__What you should do__
Report every line of the listing below in which the string "numerator" occurs.

__Material provided__
Segment Open

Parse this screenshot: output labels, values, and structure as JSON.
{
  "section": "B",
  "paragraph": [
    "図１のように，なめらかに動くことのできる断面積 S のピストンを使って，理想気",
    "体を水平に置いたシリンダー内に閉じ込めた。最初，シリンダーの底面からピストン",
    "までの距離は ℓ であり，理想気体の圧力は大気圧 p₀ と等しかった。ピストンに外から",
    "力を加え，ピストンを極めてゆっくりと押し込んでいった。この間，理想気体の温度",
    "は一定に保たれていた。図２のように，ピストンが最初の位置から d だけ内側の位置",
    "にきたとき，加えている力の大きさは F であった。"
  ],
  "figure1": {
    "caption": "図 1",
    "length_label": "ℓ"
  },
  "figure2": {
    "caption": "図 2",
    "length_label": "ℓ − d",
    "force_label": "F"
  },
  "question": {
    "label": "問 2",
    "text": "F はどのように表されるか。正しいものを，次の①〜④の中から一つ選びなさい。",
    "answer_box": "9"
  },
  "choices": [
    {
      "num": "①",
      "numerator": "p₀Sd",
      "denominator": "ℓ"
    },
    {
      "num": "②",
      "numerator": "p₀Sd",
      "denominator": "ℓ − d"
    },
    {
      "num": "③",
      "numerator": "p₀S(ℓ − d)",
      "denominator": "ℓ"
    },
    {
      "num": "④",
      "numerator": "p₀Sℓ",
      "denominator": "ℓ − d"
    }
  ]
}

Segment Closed
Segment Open

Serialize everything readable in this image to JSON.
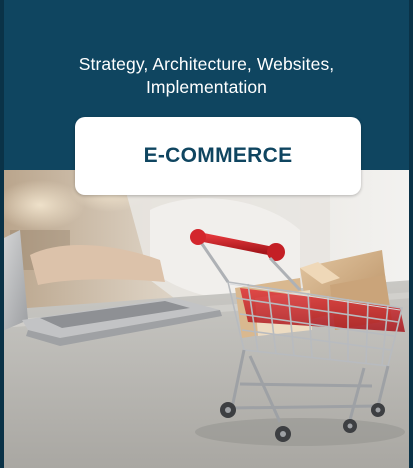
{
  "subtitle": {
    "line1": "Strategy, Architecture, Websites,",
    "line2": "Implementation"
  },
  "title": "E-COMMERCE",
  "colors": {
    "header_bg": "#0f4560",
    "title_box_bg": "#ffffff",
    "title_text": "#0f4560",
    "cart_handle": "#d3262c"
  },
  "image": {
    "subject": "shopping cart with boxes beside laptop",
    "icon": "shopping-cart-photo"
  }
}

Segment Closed

__Written response__
      "numerator": "p₀Sd",
      "numerator": "p₀Sd",
      "numerator": "p₀S(ℓ − d)",
      "numerator": "p₀Sℓ",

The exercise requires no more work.